There are ten public schools in the City of New Brunswick, which are operated by the New Brunswick Board of Education and serve the vast majority of children in the city.
Until 2012, New Brunswick was the only municipality in Middlesex County that did not directly elect its Board of Education. In November of that year, voters narrowly decided to change to an elected board.
Now, each year, elections are held in April for the three of the nine seats on the board. Board meetings are still not recorded or televised, unlike many other school districts.
The Board of Education members are President Patricia Sadwoski, Benito Ortiz, Dale Caldwell, Emra Seawood, Edward Spencer, Franchesca Rodriguez, Ronald Hush, Patricia Varela, and Jennifer Shukaitis.
Only Sadowski and Ortiz have faced challengers in the elections. Shukaitis is the only unelected member, as she was appointed in June 2015 to replace John Krenos, who resigned. The other board members have run for election, but faced no opposition.
The Superintendent of Schools is Richard Kaplan, but he is set to retire at the end of the 2014-2015 school year. Aubrey Johnson was hired to replace Kaplan starting July 1, 2015.
New Brunswick is one of 31 school districts in New Jersey known as "Abbott districts," because they receive special court-mandated state funding as a result of the well-known Abbott v. Burke NJ State Supreme Court ruling.
New Brunswick Public Schools operates seven elementary schools: Redshaw, Roosevelt, Lincoln, Woodrow Wilson, Paul Robeson, Lord Stirling, and McKinley. A pair of private schools known as St. Peter's are currently undergoing a renovation that would make them into a new elementary school.
NBPS also operates New Brunswick Middle School and two High Schools: New Brunswick High School and Health Sciences Technology High School.
The city also operates an Adult Learning Center, one of the few adult high schools in the area.

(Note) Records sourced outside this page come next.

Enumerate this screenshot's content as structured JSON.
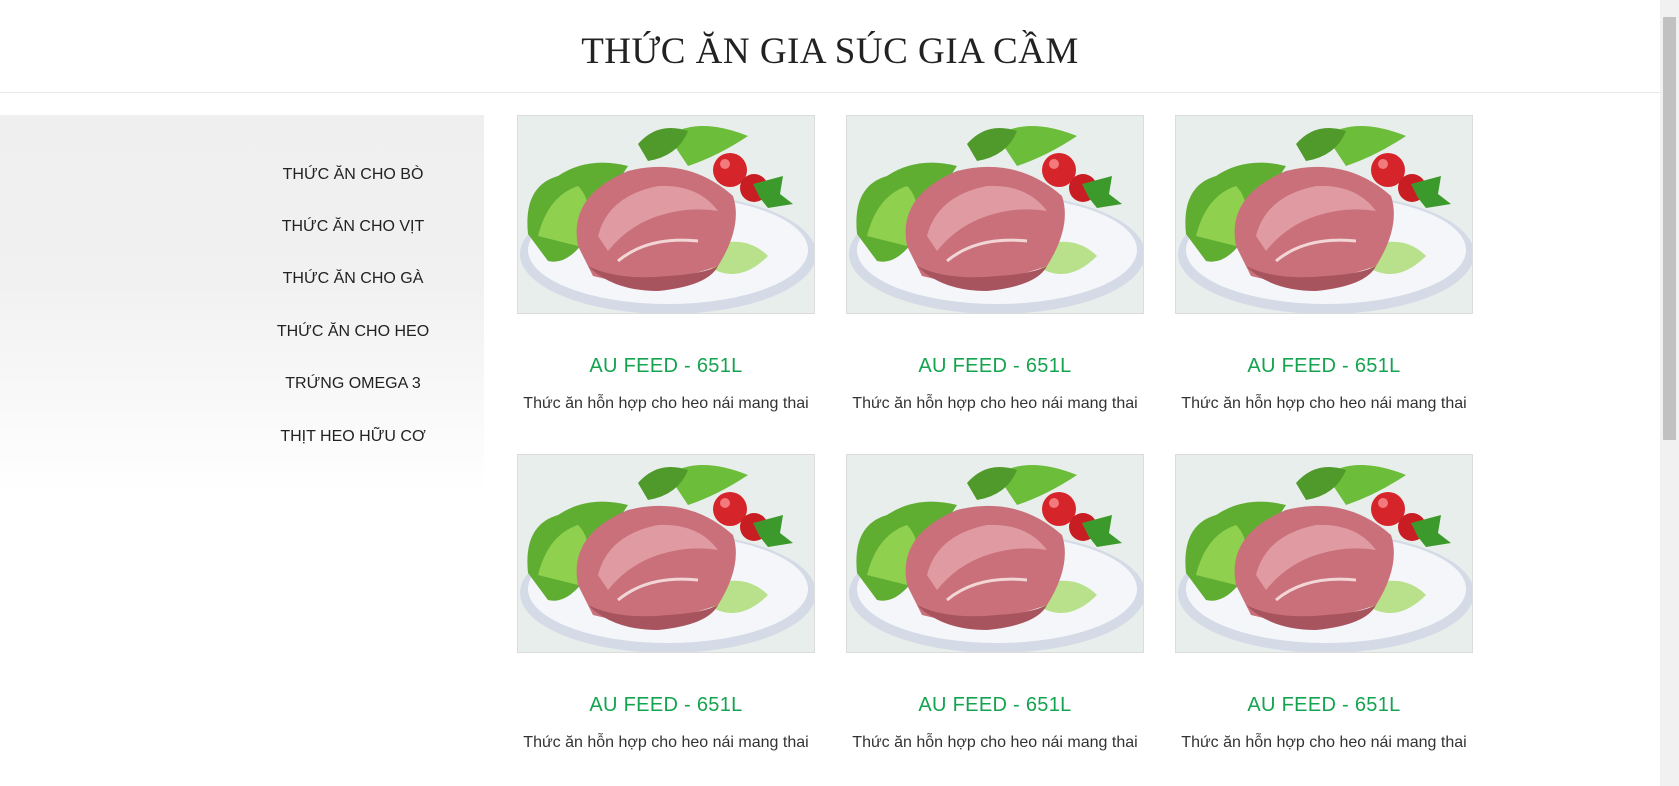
{
  "header": {
    "title": "THỨC ĂN GIA SÚC GIA CẦM"
  },
  "sidebar": {
    "items": [
      {
        "label": "THỨC ĂN CHO BÒ"
      },
      {
        "label": "THỨC ĂN CHO VỊT"
      },
      {
        "label": "THỨC ĂN CHO GÀ"
      },
      {
        "label": "THỨC ĂN CHO HEO"
      },
      {
        "label": "TRỨNG OMEGA 3"
      },
      {
        "label": "THỊT HEO HỮU CƠ"
      }
    ]
  },
  "products": [
    {
      "name": "AU FEED - 651L",
      "description": "Thức ăn hỗn hợp cho heo nái mang thai",
      "image": "pork-on-plate-image"
    },
    {
      "name": "AU FEED - 651L",
      "description": "Thức ăn hỗn hợp cho heo nái mang thai",
      "image": "pork-on-plate-image"
    },
    {
      "name": "AU FEED - 651L",
      "description": "Thức ăn hỗn hợp cho heo nái mang thai",
      "image": "pork-on-plate-image"
    },
    {
      "name": "AU FEED - 651L",
      "description": "Thức ăn hỗn hợp cho heo nái mang thai",
      "image": "pork-on-plate-image"
    },
    {
      "name": "AU FEED - 651L",
      "description": "Thức ăn hỗn hợp cho heo nái mang thai",
      "image": "pork-on-plate-image"
    },
    {
      "name": "AU FEED - 651L",
      "description": "Thức ăn hỗn hợp cho heo nái mang thai",
      "image": "pork-on-plate-image"
    }
  ],
  "colors": {
    "product_name": "#14a34f",
    "sidebar_bg": "#efefef"
  }
}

New Brunswick Free Public Library
The city operates a free public library on Livingston Avenue. The library was built, after much controversy, using funds from industrialist Andrew Carnegie and was completed in 1903.
Adjacent to the library is the Henry Guest House, a historic farmhouse that was moved to its current location in 1926.
Private and Charter Schools
In addition to the city's public schools, New Brunswick is also home to the Greater Brunswick Charter School, which serves residents of New Brunswick and several surrounding municipalities.
In June 2010, St. Peter's High School, the city's last private school closed. At one time, eight private elementary and secondary schools were operated by the Roman Catholic Diocese in the city.
Middlesex County Vocational Technical School on Easton Avenue closed several years ago.
Temporary Warehouse Schools
From 1916 to 1964, high school students in New Brunswick attended what would later become Chester A. Redshaw Elementary School. In 1964, the New Brunswick High School moved to Livingston Avenue near the border with North Brunswick. In January 2010, the High School moved to its current location on Route 27 along the border with Franklin Township.
Redshaw Elementary was demolished in 2006 to make way for a replacement elementary school, but a now defunct state agency responsible for building and expanding schools, the School Construction Corporation (SCC), announced 27 school projects including the new Redshaw would be canceled due to unacceptable cost overruns on other projects. The plot of land that the school used to occupy is fenced off and vacant.
Before being shut down and dismantled, the SCC announced the final approvals for the construction of a new New Brunswick High School.
Currently, due to overcrowding, those who would be attending Redshaw Elementary are just some of the students that have attended classes in two large warehouses on Van Dyke Avenue leased by the Board of Education for much of the past decade.